- _TASK REQUIREMENTS_:
Copy every line of the records below that holds the word "JSON".
*** Begin section ***
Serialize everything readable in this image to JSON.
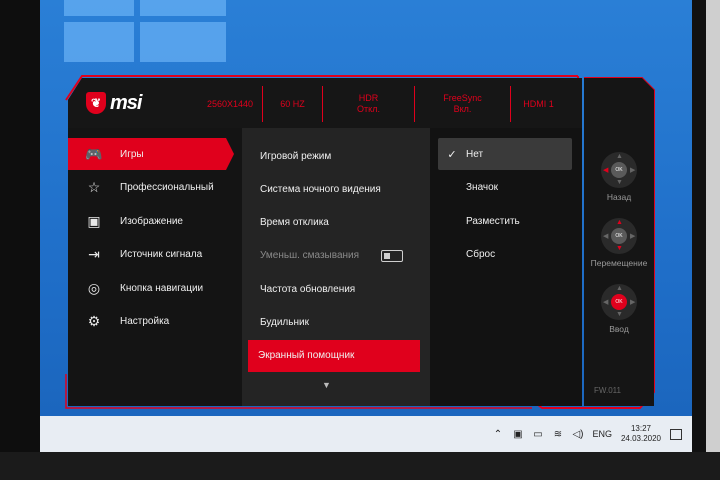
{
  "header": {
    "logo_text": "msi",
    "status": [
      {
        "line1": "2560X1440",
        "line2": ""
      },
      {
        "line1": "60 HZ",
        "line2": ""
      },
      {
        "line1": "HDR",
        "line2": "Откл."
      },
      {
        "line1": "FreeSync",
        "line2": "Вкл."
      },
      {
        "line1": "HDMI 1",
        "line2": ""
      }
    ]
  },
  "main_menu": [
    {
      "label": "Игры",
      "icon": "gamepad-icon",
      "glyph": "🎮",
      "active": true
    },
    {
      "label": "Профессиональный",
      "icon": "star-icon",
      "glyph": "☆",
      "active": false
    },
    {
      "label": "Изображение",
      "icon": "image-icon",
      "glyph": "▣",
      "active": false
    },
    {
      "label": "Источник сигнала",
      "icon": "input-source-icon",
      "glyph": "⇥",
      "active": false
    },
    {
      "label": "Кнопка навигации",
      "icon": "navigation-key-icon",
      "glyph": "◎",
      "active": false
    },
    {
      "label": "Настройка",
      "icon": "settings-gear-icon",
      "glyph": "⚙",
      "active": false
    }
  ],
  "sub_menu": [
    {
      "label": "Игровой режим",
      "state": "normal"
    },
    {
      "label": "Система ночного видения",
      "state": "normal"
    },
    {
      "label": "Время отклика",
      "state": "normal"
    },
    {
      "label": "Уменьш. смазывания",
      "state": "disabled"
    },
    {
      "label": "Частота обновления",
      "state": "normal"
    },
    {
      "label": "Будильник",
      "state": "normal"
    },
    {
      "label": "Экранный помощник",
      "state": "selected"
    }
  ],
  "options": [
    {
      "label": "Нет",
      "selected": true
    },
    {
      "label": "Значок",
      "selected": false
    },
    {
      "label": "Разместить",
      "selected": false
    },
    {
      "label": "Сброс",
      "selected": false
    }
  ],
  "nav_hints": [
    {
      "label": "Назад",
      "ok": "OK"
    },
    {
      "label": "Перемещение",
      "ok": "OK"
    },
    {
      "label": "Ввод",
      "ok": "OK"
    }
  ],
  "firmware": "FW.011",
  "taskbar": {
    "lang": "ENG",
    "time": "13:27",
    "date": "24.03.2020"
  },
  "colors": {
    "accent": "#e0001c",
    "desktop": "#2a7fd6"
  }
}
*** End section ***
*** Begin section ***
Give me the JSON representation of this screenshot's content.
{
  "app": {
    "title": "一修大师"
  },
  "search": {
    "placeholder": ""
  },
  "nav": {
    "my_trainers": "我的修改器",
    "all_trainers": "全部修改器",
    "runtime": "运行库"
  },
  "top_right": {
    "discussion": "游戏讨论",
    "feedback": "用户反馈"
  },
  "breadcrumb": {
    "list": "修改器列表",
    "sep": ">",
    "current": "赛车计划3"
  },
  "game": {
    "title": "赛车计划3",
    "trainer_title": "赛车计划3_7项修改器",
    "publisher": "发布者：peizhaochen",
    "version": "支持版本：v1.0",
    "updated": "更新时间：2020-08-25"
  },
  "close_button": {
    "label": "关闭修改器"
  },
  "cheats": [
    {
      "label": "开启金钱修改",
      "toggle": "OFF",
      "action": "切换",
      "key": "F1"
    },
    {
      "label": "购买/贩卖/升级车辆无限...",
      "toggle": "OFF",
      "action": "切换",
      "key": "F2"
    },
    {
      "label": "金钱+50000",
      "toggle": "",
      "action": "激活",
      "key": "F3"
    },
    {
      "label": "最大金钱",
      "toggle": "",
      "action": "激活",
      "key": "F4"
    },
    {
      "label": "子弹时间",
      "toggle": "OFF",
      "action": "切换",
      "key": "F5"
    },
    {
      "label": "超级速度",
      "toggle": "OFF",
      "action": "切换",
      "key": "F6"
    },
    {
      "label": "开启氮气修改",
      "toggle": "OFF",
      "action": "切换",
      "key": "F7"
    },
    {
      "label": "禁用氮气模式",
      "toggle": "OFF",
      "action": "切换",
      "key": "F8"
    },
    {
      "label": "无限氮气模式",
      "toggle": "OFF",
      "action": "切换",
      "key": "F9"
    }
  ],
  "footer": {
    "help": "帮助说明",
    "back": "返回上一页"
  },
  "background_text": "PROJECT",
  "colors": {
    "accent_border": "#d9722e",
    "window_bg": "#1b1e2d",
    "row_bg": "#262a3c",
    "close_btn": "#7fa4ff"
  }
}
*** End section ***
- _RESULT OF THE TASK_:
Serialize everything readable in this image to JSON.
Give me the JSON representation of this screenshot's content.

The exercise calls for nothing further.